While I was watching Oklahoma on TV this past weekend (and yes, I really did watch it and not for the first time either), I was surprised by how much of the story was lost because of the way the movie was framed on the TV. Loosing part of a shot isn’t something new, when movies are re-formatted for television, this often happens. However, with Oklahoma, so much of the story is told through the wide, sweeping shots of the sets.
After watching the movie, I did a little digging. This technique, “one of the most notorious technologies ever developed in cinema history,” according to Wheeler Winston Dixon, a Film Studies professor at University of Nebraska-Lincoln, is call pan and scan. Here’s a brief video that explains the different general-aspect ratios of film:
While this may not be such an issue with newer movies, thanks to the ever-growing dimensions of the television screens, for older movies, such as Oklahoma, it’s a problem. Here’s a still from the movie in a widescreen format:
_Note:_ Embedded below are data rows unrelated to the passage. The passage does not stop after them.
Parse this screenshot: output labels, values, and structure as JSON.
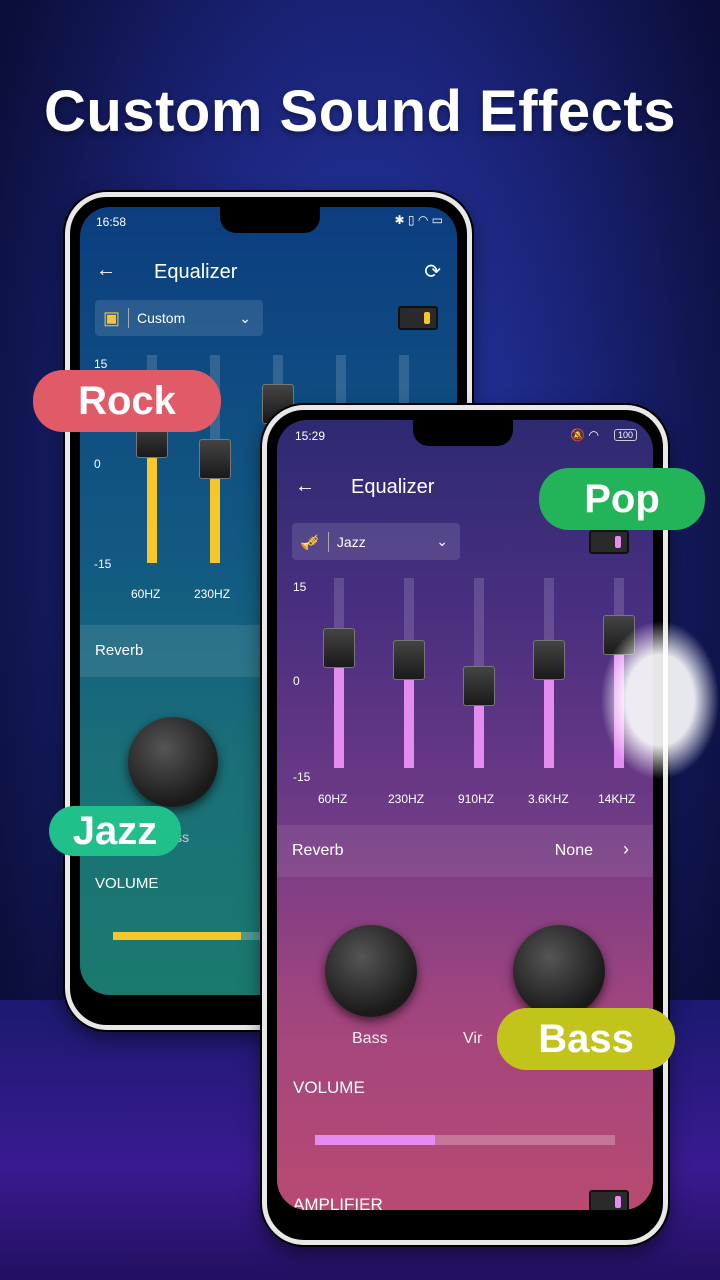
{
  "headline": "Custom Sound Effects",
  "back_phone": {
    "status_time": "16:58",
    "title": "Equalizer",
    "preset": "Custom",
    "accent": "#f7c62b",
    "scale": {
      "max": "15",
      "mid": "0",
      "min": "-15"
    },
    "bands": [
      {
        "label": "60HZ",
        "value": 3
      },
      {
        "label": "230HZ",
        "value": 0
      },
      {
        "label": "",
        "value": 8
      },
      {
        "label": "",
        "value": 0
      },
      {
        "label": "",
        "value": 0
      }
    ],
    "reverb_label": "Reverb",
    "knob_label": "Bass",
    "volume_label": "VOLUME",
    "volume_level": 0.8
  },
  "front_phone": {
    "status_time": "15:29",
    "battery": "100",
    "title": "Equalizer",
    "preset": "Jazz",
    "accent": "#e58cf0",
    "scale": {
      "max": "15",
      "mid": "0",
      "min": "-15"
    },
    "bands": [
      {
        "label": "60HZ",
        "value": 4
      },
      {
        "label": "230HZ",
        "value": 2
      },
      {
        "label": "910HZ",
        "value": -2
      },
      {
        "label": "3.6KHZ",
        "value": 2
      },
      {
        "label": "14KHZ",
        "value": 6
      }
    ],
    "reverb_label": "Reverb",
    "reverb_value": "None",
    "knob1_label": "Bass",
    "knob2_label": "Vir",
    "volume_label": "VOLUME",
    "volume_level": 0.4,
    "amplifier_label": "AMPLIFIER"
  },
  "tags": {
    "rock": "Rock",
    "jazz": "Jazz",
    "pop": "Pop",
    "bass": "Bass"
  }
}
This scene was cropped in the version I saw; the camera was closer in on Curly (Gordon MacRae) and Laurey (Shirley Jones), completely obscuring the details in the background, like the horse and the edge of the cornfield. For this scene, the extra cropping wasn’t really a problem, but for other scenes, like the dance sequence where Will Parker (Gene Nelson) teaches the other cowboys some new dances at the train station and square dance, the scenes are mediocre representations of the large-scale shots.
In chapter four of Errol Morris’s Believing is Seeing: Observations on the Mysteries of Photography, Morris discusses Walker Evans’s photograph of Mrs. Frank Tengle, both torn and cropped, with William Scott, author of Documentary Expression and Thirties America. This is the picture:
The photo is closely cropped to Mrs. Tengle’ body, eliminating the children standing behind her. While the children could be considered “noise” that would draw the eye away from Mrs. Tengle, but they are also a huge part of her reality and her life. As the photograph is now, I think having bit and pieces of body parts in the background is more distracting than leaving the children in the photograph.
By cropping the children, Evans removed part of Mrs. Tengle’s story, just as the reformatting of Oklahoma changes parts of Curly and Laurey’s story as well. Now that I’m aware of how much of a movie I lose by watching the full-screen version, I’ll be sure to choose widescreen and put up with the black bars at the top and bottom of the screen. Hopefully TCM and TBS will make that decision in the future as well.